*** Begin section ***

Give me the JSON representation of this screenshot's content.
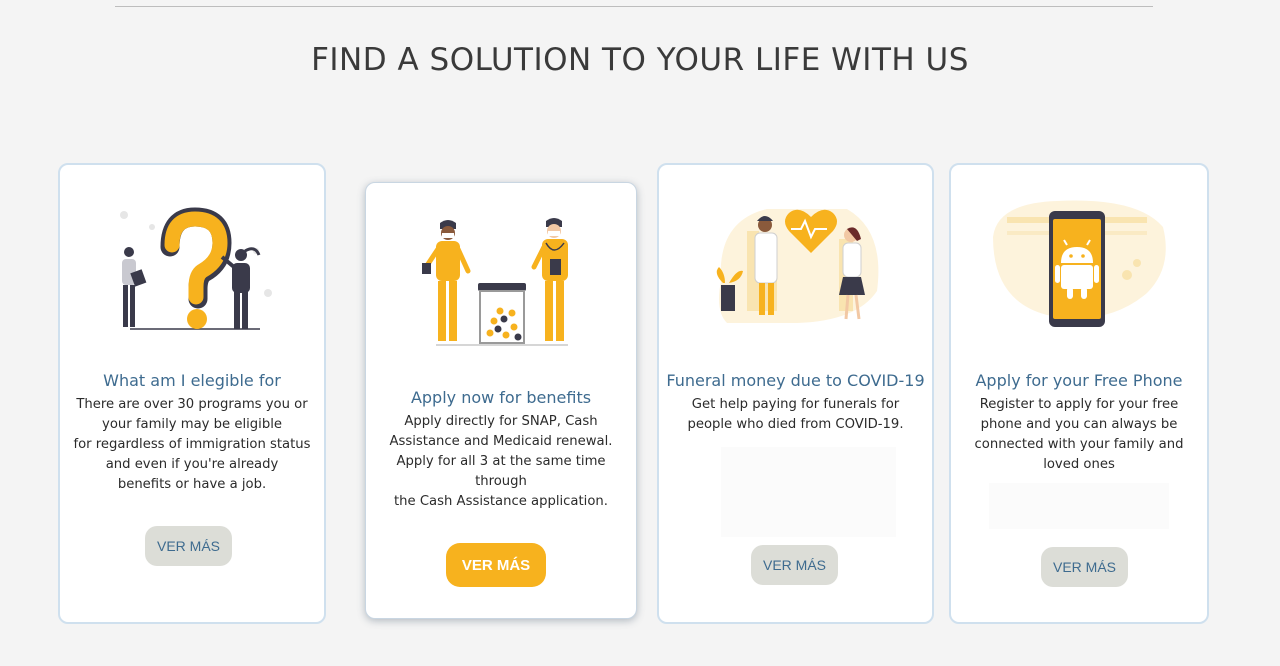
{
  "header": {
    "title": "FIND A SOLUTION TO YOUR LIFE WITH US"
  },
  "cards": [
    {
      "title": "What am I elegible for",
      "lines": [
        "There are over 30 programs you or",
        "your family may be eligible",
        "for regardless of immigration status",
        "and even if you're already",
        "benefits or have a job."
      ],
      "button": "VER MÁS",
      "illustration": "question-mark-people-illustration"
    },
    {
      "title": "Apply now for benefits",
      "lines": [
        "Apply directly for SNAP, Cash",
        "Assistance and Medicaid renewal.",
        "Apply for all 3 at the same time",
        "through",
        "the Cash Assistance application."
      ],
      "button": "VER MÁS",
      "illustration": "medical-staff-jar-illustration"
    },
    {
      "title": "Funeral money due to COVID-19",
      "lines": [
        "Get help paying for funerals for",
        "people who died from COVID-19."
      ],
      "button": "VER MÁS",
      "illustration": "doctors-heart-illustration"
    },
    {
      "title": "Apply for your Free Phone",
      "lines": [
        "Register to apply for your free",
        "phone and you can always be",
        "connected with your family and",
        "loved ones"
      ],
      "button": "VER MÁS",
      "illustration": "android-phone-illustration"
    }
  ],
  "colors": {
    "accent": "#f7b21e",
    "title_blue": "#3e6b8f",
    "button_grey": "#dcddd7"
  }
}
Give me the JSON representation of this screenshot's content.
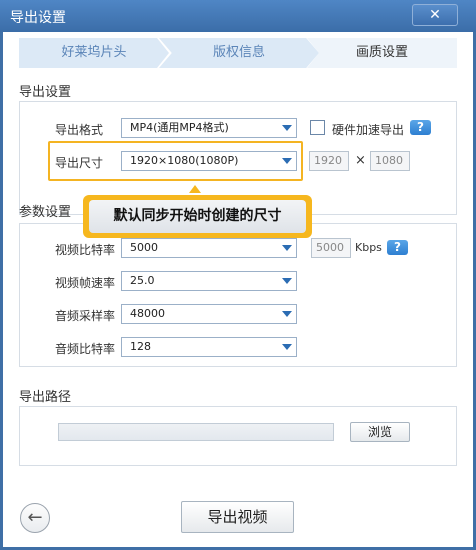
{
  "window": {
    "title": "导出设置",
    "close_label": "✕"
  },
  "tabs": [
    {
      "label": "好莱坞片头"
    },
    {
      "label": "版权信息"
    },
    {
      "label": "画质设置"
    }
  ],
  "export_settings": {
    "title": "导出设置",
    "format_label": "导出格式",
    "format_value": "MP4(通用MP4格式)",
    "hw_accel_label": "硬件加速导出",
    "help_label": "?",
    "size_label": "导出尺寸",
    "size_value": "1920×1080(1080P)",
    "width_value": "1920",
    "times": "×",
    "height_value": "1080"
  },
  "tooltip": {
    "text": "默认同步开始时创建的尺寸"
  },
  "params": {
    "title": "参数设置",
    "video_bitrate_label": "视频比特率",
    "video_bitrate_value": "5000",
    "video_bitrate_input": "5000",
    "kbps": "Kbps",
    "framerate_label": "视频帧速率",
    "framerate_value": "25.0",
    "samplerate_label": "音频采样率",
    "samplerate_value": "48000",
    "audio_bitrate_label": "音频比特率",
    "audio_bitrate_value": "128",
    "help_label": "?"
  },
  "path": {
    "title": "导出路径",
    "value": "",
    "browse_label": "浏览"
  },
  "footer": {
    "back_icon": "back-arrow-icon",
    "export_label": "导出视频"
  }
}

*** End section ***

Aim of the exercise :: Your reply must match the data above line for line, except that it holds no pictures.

Finished task ::
Give me the JSON representation of this screenshot's content.
{
  "header": {
    "title": "FIND A SOLUTION TO YOUR LIFE WITH US"
  },
  "cards": [
    {
      "title": "What am I elegible for",
      "lines": [
        "There are over 30 programs you or",
        "your family may be eligible",
        "for regardless of immigration status",
        "and even if you're already",
        "benefits or have a job."
      ],
      "button": "VER MÁS",
      "illustration": "question-mark-people-illustration"
    },
    {
      "title": "Apply now for benefits",
      "lines": [
        "Apply directly for SNAP, Cash",
        "Assistance and Medicaid renewal.",
        "Apply for all 3 at the same time",
        "through",
        "the Cash Assistance application."
      ],
      "button": "VER MÁS",
      "illustration": "medical-staff-jar-illustration"
    },
    {
      "title": "Funeral money due to COVID-19",
      "lines": [
        "Get help paying for funerals for",
        "people who died from COVID-19."
      ],
      "button": "VER MÁS",
      "illustration": "doctors-heart-illustration"
    },
    {
      "title": "Apply for your Free Phone",
      "lines": [
        "Register to apply for your free",
        "phone and you can always be",
        "connected with your family and",
        "loved ones"
      ],
      "button": "VER MÁS",
      "illustration": "android-phone-illustration"
    }
  ],
  "colors": {
    "accent": "#f7b21e",
    "title_blue": "#3e6b8f",
    "button_grey": "#dcddd7"
  }
}
Give me the JSON representation of this screenshot's content.
{
  "window": {
    "title": "导出设置",
    "close_label": "✕"
  },
  "tabs": [
    {
      "label": "好莱坞片头"
    },
    {
      "label": "版权信息"
    },
    {
      "label": "画质设置"
    }
  ],
  "export_settings": {
    "title": "导出设置",
    "format_label": "导出格式",
    "format_value": "MP4(通用MP4格式)",
    "hw_accel_label": "硬件加速导出",
    "help_label": "?",
    "size_label": "导出尺寸",
    "size_value": "1920×1080(1080P)",
    "width_value": "1920",
    "times": "×",
    "height_value": "1080"
  },
  "tooltip": {
    "text": "默认同步开始时创建的尺寸"
  },
  "params": {
    "title": "参数设置",
    "video_bitrate_label": "视频比特率",
    "video_bitrate_value": "5000",
    "video_bitrate_input": "5000",
    "kbps": "Kbps",
    "framerate_label": "视频帧速率",
    "framerate_value": "25.0",
    "samplerate_label": "音频采样率",
    "samplerate_value": "48000",
    "audio_bitrate_label": "音频比特率",
    "audio_bitrate_value": "128",
    "help_label": "?"
  },
  "path": {
    "title": "导出路径",
    "value": "",
    "browse_label": "浏览"
  },
  "footer": {
    "back_icon": "back-arrow-icon",
    "export_label": "导出视频"
  }
}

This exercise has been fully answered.